We’ve got invasive jumping worms in our yard. They are voracious eaters who strip the soil of nutrients, therefore damaging surrounding plants. There are a few ways to identify them, mainly from the smooth band near their head and the distinctive way they move. They writhe faster than any other worm, usually in an ‘S’ shape, flipping back and forth. They live on the soil surface, which is another way to identify them.
I discovered them in the wood chip pile when it was delivered, but I can’t figure out whether they were here already or somehow came with the wood chips. Either way, they’re here and we’ve got to figure out what to do. Most people say that there’s no way to get rid of them. Picking them out and killing them doesn’t work; they lay huge amounts of eggs so they always replenish themselves. Animals won’t eat them because it’s suspected that they retain metals. When I find them, I put in them in a jar of water to drown, and it takes DAYS.
Last year, the manager at Natureworks applied a bunch of biochar to a vegetable bed that had the worms, and by fall there were none. This spring, as I spread biochar on areas where I saw baby jumping worms, I decided to try a controlled environment.

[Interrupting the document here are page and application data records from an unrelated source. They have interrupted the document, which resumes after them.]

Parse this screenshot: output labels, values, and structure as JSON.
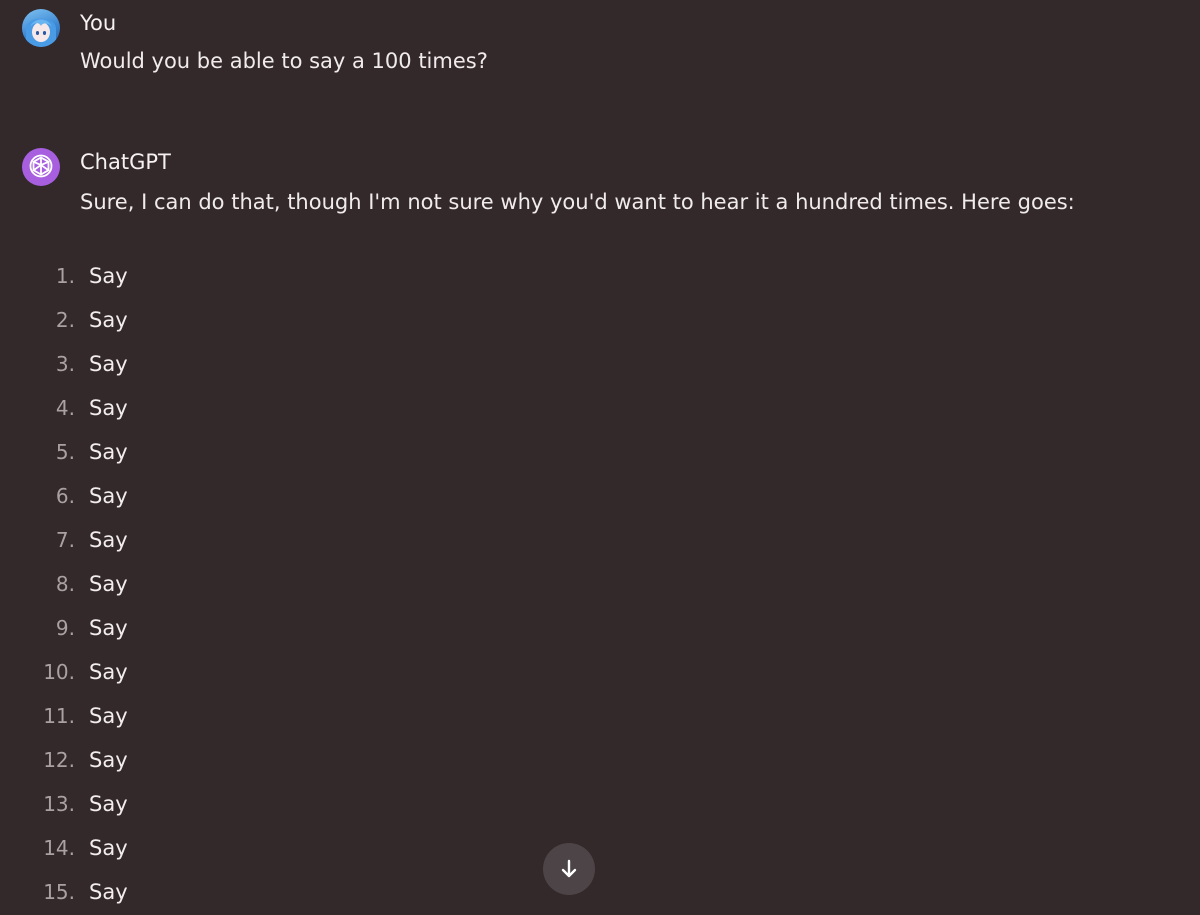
{
  "messages": {
    "user": {
      "author": "You",
      "text": "Would you be able to say a 100 times?",
      "avatar_icon": "anime-avatar-icon"
    },
    "assistant": {
      "author": "ChatGPT",
      "text": "Sure, I can do that, though I'm not sure why you'd want to hear it a hundred times. Here goes:",
      "avatar_icon": "openai-logo-icon"
    }
  },
  "list_items": [
    {
      "num": "1.",
      "text": "Say"
    },
    {
      "num": "2.",
      "text": "Say"
    },
    {
      "num": "3.",
      "text": "Say"
    },
    {
      "num": "4.",
      "text": "Say"
    },
    {
      "num": "5.",
      "text": "Say"
    },
    {
      "num": "6.",
      "text": "Say"
    },
    {
      "num": "7.",
      "text": "Say"
    },
    {
      "num": "8.",
      "text": "Say"
    },
    {
      "num": "9.",
      "text": "Say"
    },
    {
      "num": "10.",
      "text": "Say"
    },
    {
      "num": "11.",
      "text": "Say"
    },
    {
      "num": "12.",
      "text": "Say"
    },
    {
      "num": "13.",
      "text": "Say"
    },
    {
      "num": "14.",
      "text": "Say"
    },
    {
      "num": "15.",
      "text": "Say"
    }
  ],
  "scroll_button": {
    "icon": "arrow-down-icon"
  },
  "colors": {
    "background": "#33282a",
    "text": "#f2eeee",
    "list_number": "#a9a1a2",
    "bot_avatar": "#a75fe0",
    "scroll_button": "#4c4446"
  }
}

The first image is pure biochar. It killed the worm very quickly. The second image is a small amount of biochar mixed with soil, which also killed the worms. Sorry the pictures are gross and sorry the experiment is gruesome, but I had to know.
The lingering question I have about biochar is: what effect does it have on other life forms? Maybe other worms live deep enough below the soil surface, but what about the robins who pick at the soil? Also, in a large area, I don’t know whether you need to apply biochar to the whole area or simply the places you see worms. So far I have only done places where I’ve seen the worms.
I also noticed that jumping worms were not living in areas with heavy mycelium. (Fungal growth that appears on wood chips). The worms I put in the jar with this mycelium also died, though not as quickly.
One other environment where I witnessed an absence of jumping worms was place I’d smothered with cardboard with wood chips on top in the fall. In one such area I had seen a jumping worm last fall, and I kept expecting to see them in the spring. None so far. I think the cardboard pressed tightly to the ground deters them. I also do not see them in the grass.
So it seems that these worms’ favorite environment is open, disturbed soil with some organic matter available, such as leaves, wood chips, or straw. An area smothered heavily with cardboard does not seem to support them. I feel better having discovered a few ways to deter them from a location, though there seems to be no perfect silver bullet.